On this Veterans Day, keep in mind "the very alarming and embarrassing employment rates for combat vets," urges Ian Thomson, the founder of CleanTechies and a board member of Grid Alternatives. Thomson is a Marine Corps veteran and a member of the board of directors of the Marines’ Memorial Association.  

Grid Alternatives is working with Swords to Plowshares this Veterans Day to provide hands-on solar training to 10 veterans seeking a new career in solar power. You can show your support for veterans and for solar by going to this non-profit website and contributing what you can.

Veterans in the Swords to Plowshares Green Job Training program will install a solar electric system on the home of a low-income family in San Francisco’s Bayview district. Grid Alternatives works to get solar on the homes of low-income households.

Thomson reminds us that "these are great, employable people" with "small-unit leadership [experience] and dependability." He notes that the unemployment rates for combat and artillery veterans is three or four times that of others in their age brackets. Donate to the cause here.

Former U.S. Army General Wesley Clark, now Chairman of Emergya Wind Technologies Americas, recently endorsed legislation to extend wind’s federal tax incentive. In this video, Clark says: "In so many ways, these veteran’s lives have been personally affected by our dependence on foreign oil.”

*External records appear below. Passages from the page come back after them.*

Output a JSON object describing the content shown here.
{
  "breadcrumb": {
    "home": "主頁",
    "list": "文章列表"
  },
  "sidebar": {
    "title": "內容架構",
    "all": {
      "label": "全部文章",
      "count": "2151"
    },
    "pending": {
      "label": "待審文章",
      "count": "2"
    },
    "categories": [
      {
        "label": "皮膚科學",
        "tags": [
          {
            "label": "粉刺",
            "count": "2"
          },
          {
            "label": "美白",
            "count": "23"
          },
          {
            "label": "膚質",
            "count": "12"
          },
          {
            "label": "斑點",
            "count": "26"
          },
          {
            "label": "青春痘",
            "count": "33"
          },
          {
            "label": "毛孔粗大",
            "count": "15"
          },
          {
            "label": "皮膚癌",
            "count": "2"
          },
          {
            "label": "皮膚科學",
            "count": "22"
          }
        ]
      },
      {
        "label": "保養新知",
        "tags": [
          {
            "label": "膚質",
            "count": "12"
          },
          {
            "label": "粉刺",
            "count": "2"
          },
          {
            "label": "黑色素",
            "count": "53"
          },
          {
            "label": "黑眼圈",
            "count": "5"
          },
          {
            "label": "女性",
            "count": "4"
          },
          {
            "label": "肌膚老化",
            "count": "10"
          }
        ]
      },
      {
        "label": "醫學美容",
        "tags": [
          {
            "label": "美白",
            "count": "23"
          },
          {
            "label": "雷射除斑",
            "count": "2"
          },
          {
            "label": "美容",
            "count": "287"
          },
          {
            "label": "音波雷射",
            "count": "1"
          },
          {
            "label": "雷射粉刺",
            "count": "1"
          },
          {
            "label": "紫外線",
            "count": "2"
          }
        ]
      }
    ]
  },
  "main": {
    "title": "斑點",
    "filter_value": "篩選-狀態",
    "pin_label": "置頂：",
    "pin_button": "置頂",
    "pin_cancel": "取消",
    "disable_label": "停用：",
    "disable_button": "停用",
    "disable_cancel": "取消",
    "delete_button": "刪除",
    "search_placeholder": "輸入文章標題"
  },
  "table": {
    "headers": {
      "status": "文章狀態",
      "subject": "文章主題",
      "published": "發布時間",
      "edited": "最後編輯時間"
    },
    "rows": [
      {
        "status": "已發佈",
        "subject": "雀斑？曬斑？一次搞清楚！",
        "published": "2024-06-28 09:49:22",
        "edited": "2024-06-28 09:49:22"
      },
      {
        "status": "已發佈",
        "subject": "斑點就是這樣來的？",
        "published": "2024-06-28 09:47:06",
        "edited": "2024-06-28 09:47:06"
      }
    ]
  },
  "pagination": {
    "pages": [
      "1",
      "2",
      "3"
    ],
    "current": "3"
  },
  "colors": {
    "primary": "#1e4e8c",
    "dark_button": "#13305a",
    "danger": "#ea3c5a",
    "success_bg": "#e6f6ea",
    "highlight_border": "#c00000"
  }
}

“Who better to help us get those wind farms up and running, install those turbines, than physically fit, capable, motivated veterans?” Clark added, speaking about the good jobs wind energy provides for returning veterans. “My son is a veteran and he has worked on wind projects. I know; I’ve been out there. I’ve been with him and there is something really special about [...] putting up those big turbines. You’ve got the camaraderie and the sense of commitment and the risk -- the need for safety and other precautions around this heavy equipment. It has a very, very familiar feel to most vets.”
“This is a great opportunity for veterans to put their engineering and mechanical skills, their self-discipline and their physical fitness to work, and to help American society, as well.”